(Beginning of Data excerpts)

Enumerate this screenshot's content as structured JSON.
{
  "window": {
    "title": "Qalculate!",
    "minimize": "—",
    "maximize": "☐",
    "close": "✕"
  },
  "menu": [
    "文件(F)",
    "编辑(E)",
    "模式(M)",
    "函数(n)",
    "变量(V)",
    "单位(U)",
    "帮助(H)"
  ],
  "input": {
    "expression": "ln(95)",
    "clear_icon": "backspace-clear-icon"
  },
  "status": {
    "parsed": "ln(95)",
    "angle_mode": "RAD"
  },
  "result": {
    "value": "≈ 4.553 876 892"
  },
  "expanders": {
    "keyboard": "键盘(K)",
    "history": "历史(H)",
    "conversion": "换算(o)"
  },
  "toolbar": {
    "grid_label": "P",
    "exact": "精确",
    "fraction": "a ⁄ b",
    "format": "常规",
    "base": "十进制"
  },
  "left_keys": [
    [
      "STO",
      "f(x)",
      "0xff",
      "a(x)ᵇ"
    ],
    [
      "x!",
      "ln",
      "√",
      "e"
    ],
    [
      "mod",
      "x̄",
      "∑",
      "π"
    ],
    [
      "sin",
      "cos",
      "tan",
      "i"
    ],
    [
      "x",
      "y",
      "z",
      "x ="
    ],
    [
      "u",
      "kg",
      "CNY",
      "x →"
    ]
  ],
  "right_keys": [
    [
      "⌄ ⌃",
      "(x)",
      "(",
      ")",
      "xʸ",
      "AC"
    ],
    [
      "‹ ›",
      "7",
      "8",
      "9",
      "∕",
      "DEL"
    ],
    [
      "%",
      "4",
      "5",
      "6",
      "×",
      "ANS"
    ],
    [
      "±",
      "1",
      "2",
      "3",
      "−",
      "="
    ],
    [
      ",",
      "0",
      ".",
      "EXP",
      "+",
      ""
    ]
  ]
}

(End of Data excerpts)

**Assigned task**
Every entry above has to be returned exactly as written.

**Written answer**
Enumerate this screenshot's content as structured JSON.
{
  "window": {
    "title": "Qalculate!",
    "minimize": "—",
    "maximize": "☐",
    "close": "✕"
  },
  "menu": [
    "文件(F)",
    "编辑(E)",
    "模式(M)",
    "函数(n)",
    "变量(V)",
    "单位(U)",
    "帮助(H)"
  ],
  "input": {
    "expression": "ln(95)",
    "clear_icon": "backspace-clear-icon"
  },
  "status": {
    "parsed": "ln(95)",
    "angle_mode": "RAD"
  },
  "result": {
    "value": "≈ 4.553 876 892"
  },
  "expanders": {
    "keyboard": "键盘(K)",
    "history": "历史(H)",
    "conversion": "换算(o)"
  },
  "toolbar": {
    "grid_label": "P",
    "exact": "精确",
    "fraction": "a ⁄ b",
    "format": "常规",
    "base": "十进制"
  },
  "left_keys": [
    [
      "STO",
      "f(x)",
      "0xff",
      "a(x)ᵇ"
    ],
    [
      "x!",
      "ln",
      "√",
      "e"
    ],
    [
      "mod",
      "x̄",
      "∑",
      "π"
    ],
    [
      "sin",
      "cos",
      "tan",
      "i"
    ],
    [
      "x",
      "y",
      "z",
      "x ="
    ],
    [
      "u",
      "kg",
      "CNY",
      "x →"
    ]
  ],
  "right_keys": [
    [
      "⌄ ⌃",
      "(x)",
      "(",
      ")",
      "xʸ",
      "AC"
    ],
    [
      "‹ ›",
      "7",
      "8",
      "9",
      "∕",
      "DEL"
    ],
    [
      "%",
      "4",
      "5",
      "6",
      "×",
      "ANS"
    ],
    [
      "±",
      "1",
      "2",
      "3",
      "−",
      "="
    ],
    [
      ",",
      "0",
      ".",
      "EXP",
      "+",
      ""
    ]
  ]
}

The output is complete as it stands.